If people comment you have gained weight and “look so healthy”, etc., try not to equate that comment to “you look fat”. Practice in the mirror telling people you would appreciate if they would not comment on your looks or weight, even if they mean well.
- Try to avoid body checking (obsessively Iooking at yourself in the mirror to see if you’ve gained weight, feeling your thighs or other body parts over and over, etc). Train yourself to recognize when you are body checking and have a way to redirect yourself. For example, carry a Sudoku puzzle book and do a puzzle instead of checking, or try an adult coloring book or a meditation app).
- Thank your body for all of miraculous things it allows you to do on earth, especially when you feed it well and let it move with joy. Thank your brain for helping you solve problems, empathize with others, and enable you live your life fully because you feed it!
Don't step on a scale, EVER, unless your doctor needs to take your weight, and even then you can turn around and not look.
- Allow yourself to grieve your dieting self and dieting body.

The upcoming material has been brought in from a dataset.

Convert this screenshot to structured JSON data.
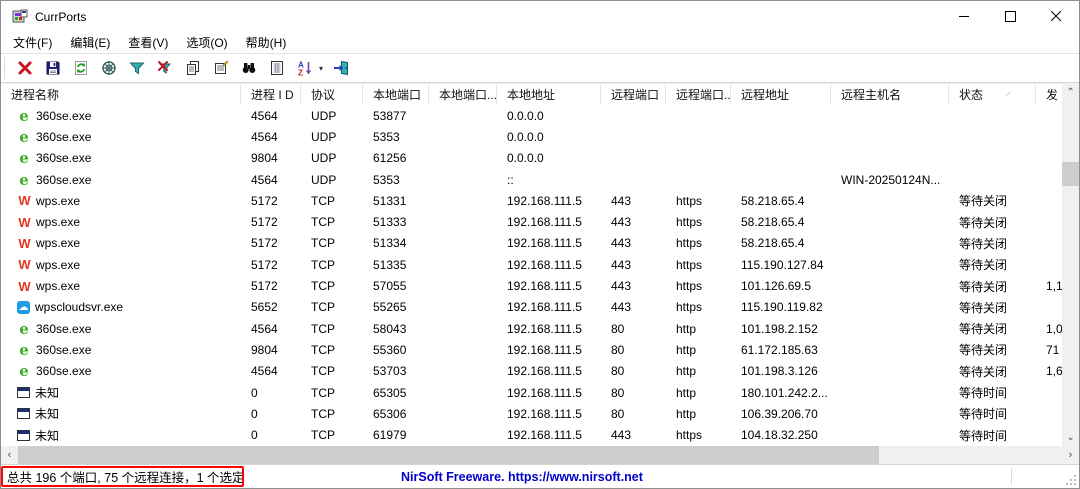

We live in a culture that encourages us to be thin at all costs, even those of our happiness and overall health. Letting go of your dieting body means you will never reach that societal ideal and all of the praise and attention that can go with it. Let yourself cry, scream, get depressed and release your sadness over no longer living in that world.
- Take a look around you and see that human beings come in all shapes and sizes - our genetics determine our natural size for the most part. There isn't much value or use in fighting it.
And what about the fear itself? When you think about weight gain 24/7, it causes extreme anxiety and can greatly interfere with your quality of life. We tend to think that most people who are afraid to gain weight are struggling with anorexia; however, the truth is much worse - most people are walking around every day terrified they look fat.
A Dutch study recently found that :”A fear of gaining weight or becoming fat peaked among women between 16 and 25 years of age, and these concerns continued throughout their lives. A particularly troubling finding was that many women in the 16- to 25-year age group were very or extremely afraid of weight gain despite the fact that only 12% to 14% were actually overweight.”
Of course, you don’t need to read a Dutch study to know that many of your family, friends and acquaintances think and talk about weight and fear of getting fat all too often.
Being terrified of gaining weight is not a fun way to go through life. If you need help to let go and learn to love the body you were born with, we can give additional tips and provide lots of support and courage!